Each line of the records below that holds "Pelosi" should be copied out.

--- Exercise material Enclosed Below ---

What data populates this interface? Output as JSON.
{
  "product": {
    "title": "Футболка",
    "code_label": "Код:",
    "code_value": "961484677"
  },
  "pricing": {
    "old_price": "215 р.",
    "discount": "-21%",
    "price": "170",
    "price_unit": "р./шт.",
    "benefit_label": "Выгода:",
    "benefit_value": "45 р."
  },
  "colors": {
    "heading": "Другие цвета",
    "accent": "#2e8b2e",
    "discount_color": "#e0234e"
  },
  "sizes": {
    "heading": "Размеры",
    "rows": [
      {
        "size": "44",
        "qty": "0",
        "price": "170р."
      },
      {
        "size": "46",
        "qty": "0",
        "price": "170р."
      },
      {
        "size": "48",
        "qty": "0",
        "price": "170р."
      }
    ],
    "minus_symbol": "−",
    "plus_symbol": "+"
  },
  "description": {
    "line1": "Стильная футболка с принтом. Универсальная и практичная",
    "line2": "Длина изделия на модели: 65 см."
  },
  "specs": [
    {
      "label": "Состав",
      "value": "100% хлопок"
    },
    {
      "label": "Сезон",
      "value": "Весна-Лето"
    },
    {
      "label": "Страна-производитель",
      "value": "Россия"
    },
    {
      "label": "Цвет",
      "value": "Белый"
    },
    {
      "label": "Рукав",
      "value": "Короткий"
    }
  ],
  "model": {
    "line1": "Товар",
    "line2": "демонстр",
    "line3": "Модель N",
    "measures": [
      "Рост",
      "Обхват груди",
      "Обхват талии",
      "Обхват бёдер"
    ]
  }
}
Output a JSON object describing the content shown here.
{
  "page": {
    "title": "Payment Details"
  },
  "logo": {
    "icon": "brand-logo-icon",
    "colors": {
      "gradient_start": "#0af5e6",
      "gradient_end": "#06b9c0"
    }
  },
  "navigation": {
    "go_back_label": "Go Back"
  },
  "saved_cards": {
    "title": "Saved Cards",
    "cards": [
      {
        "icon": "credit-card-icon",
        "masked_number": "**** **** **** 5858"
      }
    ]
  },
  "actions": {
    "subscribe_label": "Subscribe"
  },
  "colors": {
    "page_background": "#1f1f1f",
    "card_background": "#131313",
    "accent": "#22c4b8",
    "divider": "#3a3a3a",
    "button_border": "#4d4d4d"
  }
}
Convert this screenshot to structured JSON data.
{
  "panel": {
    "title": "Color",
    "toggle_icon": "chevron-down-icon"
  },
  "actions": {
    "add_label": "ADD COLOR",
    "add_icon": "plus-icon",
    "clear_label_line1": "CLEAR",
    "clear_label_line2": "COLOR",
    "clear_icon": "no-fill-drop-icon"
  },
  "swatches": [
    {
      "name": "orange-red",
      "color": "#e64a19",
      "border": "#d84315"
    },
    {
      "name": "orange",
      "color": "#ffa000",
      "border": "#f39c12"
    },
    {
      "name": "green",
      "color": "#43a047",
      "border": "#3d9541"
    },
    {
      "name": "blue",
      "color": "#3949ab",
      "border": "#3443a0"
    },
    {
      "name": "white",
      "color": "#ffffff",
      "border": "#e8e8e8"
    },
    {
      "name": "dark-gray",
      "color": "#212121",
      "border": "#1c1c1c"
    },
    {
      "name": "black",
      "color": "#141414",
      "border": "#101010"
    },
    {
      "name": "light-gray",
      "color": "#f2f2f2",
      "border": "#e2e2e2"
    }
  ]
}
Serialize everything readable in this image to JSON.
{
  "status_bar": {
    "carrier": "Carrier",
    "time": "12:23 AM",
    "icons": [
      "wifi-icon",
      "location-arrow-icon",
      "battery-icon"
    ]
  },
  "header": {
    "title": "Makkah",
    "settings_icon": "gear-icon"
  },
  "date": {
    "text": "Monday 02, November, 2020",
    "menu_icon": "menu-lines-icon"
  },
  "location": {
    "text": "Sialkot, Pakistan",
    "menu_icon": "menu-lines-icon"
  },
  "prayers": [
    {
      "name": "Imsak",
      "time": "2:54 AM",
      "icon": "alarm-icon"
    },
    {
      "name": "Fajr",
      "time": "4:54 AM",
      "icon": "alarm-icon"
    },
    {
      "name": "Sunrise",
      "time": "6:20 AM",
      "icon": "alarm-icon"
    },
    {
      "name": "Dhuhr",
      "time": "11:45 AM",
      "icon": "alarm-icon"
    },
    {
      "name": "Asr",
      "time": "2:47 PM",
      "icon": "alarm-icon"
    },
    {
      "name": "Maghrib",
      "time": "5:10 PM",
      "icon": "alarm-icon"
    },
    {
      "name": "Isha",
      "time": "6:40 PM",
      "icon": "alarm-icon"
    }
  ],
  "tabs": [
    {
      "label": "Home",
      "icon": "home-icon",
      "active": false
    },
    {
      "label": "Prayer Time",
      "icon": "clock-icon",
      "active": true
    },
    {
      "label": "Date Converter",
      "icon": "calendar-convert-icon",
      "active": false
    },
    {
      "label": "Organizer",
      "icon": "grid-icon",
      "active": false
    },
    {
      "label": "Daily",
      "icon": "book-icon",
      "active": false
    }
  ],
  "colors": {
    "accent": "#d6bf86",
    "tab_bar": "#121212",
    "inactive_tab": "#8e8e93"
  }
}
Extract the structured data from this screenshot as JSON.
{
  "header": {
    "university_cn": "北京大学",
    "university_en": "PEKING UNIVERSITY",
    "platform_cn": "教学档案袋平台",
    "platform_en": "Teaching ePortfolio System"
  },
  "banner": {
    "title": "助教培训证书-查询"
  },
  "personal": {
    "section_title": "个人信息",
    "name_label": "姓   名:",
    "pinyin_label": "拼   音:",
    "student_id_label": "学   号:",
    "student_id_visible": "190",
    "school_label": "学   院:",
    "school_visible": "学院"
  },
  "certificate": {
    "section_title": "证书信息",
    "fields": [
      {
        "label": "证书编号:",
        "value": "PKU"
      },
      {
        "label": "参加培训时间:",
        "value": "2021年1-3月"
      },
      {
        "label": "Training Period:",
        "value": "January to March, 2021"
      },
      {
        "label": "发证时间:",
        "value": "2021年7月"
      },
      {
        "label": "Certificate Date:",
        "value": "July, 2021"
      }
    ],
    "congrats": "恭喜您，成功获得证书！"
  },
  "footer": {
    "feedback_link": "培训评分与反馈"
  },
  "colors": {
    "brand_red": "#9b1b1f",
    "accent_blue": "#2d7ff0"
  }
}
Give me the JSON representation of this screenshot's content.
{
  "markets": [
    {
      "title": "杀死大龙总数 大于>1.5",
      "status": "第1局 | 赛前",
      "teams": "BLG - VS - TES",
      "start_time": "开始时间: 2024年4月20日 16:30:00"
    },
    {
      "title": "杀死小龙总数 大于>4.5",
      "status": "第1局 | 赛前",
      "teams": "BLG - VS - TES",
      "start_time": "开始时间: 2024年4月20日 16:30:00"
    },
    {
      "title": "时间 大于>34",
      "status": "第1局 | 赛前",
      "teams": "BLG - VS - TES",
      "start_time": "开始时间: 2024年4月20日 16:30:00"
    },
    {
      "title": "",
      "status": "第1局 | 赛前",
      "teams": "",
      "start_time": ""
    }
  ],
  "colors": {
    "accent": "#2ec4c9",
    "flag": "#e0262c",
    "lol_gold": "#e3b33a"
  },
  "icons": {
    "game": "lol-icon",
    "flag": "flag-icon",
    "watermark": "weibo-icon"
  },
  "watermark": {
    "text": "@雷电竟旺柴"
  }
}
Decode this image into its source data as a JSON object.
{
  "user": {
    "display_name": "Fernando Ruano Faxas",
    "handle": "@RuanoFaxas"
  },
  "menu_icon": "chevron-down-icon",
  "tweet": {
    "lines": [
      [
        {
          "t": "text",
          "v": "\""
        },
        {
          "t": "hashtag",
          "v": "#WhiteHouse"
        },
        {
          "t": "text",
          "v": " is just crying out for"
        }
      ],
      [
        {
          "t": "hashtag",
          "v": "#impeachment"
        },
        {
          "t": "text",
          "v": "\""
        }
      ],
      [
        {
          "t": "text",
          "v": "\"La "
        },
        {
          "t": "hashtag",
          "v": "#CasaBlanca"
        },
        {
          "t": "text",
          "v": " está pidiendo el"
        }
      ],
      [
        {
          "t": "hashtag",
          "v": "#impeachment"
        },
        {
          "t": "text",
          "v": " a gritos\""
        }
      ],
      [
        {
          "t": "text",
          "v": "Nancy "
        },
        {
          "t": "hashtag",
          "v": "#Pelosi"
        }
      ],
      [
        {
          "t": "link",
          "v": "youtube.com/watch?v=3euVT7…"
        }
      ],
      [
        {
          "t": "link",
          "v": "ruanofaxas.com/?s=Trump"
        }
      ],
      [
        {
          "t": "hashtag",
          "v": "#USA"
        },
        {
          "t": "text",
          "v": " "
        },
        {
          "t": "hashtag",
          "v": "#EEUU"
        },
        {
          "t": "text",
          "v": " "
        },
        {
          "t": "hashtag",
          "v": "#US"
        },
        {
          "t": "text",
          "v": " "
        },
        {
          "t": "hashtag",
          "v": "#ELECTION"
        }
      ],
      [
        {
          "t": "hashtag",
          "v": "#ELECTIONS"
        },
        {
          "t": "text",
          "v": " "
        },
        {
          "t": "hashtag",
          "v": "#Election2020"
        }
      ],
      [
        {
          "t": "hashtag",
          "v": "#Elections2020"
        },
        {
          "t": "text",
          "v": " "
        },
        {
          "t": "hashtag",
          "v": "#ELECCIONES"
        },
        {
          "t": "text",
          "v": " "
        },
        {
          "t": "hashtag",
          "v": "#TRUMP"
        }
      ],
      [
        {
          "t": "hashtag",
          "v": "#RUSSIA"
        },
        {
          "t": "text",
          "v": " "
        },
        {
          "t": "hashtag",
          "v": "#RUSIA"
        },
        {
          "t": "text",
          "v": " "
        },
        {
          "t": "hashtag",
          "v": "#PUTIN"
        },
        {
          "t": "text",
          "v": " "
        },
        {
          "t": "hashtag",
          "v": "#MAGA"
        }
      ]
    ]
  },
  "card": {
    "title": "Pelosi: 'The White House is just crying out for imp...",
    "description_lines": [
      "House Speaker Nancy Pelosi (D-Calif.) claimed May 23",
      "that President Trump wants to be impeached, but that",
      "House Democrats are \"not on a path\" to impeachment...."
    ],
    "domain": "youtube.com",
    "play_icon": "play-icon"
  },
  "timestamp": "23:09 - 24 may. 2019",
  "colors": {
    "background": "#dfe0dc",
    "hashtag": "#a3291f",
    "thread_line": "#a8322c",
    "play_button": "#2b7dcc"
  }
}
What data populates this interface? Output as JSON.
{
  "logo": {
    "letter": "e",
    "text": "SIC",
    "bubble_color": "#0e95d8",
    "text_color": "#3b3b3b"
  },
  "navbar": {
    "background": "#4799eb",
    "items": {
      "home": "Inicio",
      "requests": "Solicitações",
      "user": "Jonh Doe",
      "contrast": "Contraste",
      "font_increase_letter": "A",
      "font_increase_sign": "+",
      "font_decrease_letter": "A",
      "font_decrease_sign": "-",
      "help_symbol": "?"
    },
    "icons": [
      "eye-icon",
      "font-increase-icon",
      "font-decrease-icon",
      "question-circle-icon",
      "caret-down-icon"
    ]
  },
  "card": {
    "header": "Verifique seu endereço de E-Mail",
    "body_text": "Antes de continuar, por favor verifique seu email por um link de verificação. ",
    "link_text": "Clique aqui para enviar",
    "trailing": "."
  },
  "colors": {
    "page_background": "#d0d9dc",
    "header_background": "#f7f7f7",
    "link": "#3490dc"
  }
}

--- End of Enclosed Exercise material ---

▶ **Answer area**:
          "v": "#Pelosi"
    "title": "Pelosi: 'The White House is just crying out for imp...",
      "House Speaker Nancy Pelosi (D-Calif.) claimed May 23",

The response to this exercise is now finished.